Ka Fisher’s paintings, which have a lovely, Impressionist style, tell stories about Native Americans – their land and the things they do during their daily lives. She told me that she often visits places like Chinle, Kayenta and Canyon de Chelly for her inspiration. At the Hubbell Trading post, she has taken a “listening tour,” where she overhears conversations among customers.

Escape Plan by Ka Fisher

Billy Blue Hat Rides by Ka Fisher
“I get many ideas from the people I meet and the stories I hear,” Ka said. For example, I heard about animals that tend to get away such as problem sheep. That provided me with the idea for ‘Escape Plan,’  which depicts a woman herder and a border collie keeping watch over sheep that seem to have another idea about where they want to go.”
Boots and Fetish
by Ka Fisher

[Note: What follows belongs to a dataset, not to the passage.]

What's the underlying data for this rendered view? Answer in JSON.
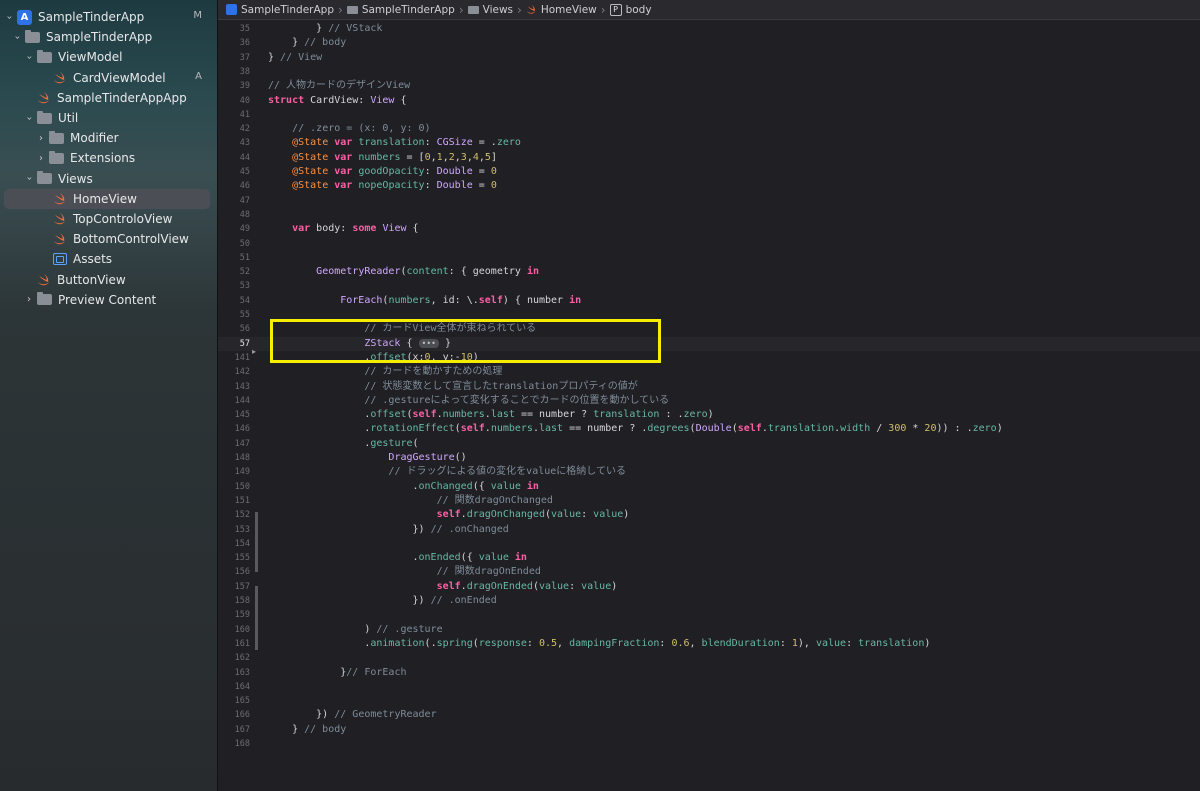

Another painting, “Come to Say Hello,” was inspired by a moment when Ka was at a ranch in Taos eating donuts and some horses approached her. “I think they wanted a taste,” she said. “That was a moment I remembered and decided to share in this painting.” Although her references are accurate, Ka’s color palette is very imaginative, as you can see in her paintings.

Come to Say Hello by Ka Fisher
Sometimes memories can play a role in narrative painting. In Ka Fisher’s case, she spent her childhood summers in Canada by a river near two Indian villages. The scenes she paints incorporate some of that landscape, along with the Southwest she has adopted as her current home.

Andrea Peterson’s paintings are based on ancient mythology, lost legends and a time when nature was full of mystery. She, too, tells stories about cultures, often referring to eastern traditions and symbolism. Andrea’s paintings seem to be inspired by thoughts of figures wandering through mystical lands.

Phoenix and the Tiger by Andrea Peterson
Field of Piece by Andrea Peterson
For example, in “Phoenix and the Tiger,” she uses popular yin/yang symbols. The white tiger is a rare animal, and a powerful representation of strength, or yang. The girl has the tattoo of the Phoenix bird, a feminine, or yin, symbol of rebirth. Although this painting is highly imaginative, Andrea told me that the background is actually a depiction of an actual Chinese landscape called "Tiger Leaping Gorge."
My Bonnie by Andrea Peterson

In her painting entitled “Field of Piece,” we see a young woman with windblown hair cradling a lamb. The landscape that surrounds her is clearly one of the artist’s imaginations, and we wonder about the story that she is telling us here.

Her newest painting, entitled "Spirit World," is inspired by the annual Chinese lantern festival where many lanterns are released the first full moon of the New Year.

Spirit World celebrates positive relationships between people, ancestors, nature and the higher beings that were believed to be responsible for bringing or returning the light each year,” Andrea said. “The large size of this painting gives the viewer the sense of not just looking at a peaceful scene, but the feeling of being within the painting themselves,” she explained.

Spirit World by Andrea Peterson
As you can see, narrative art depicts subjects that are dear to an artist’s heart. In my next blog post, I’m going to look at paintings by Thom Ross. His stories are all about famous Western characters and the myths that follow them. Should be interesting!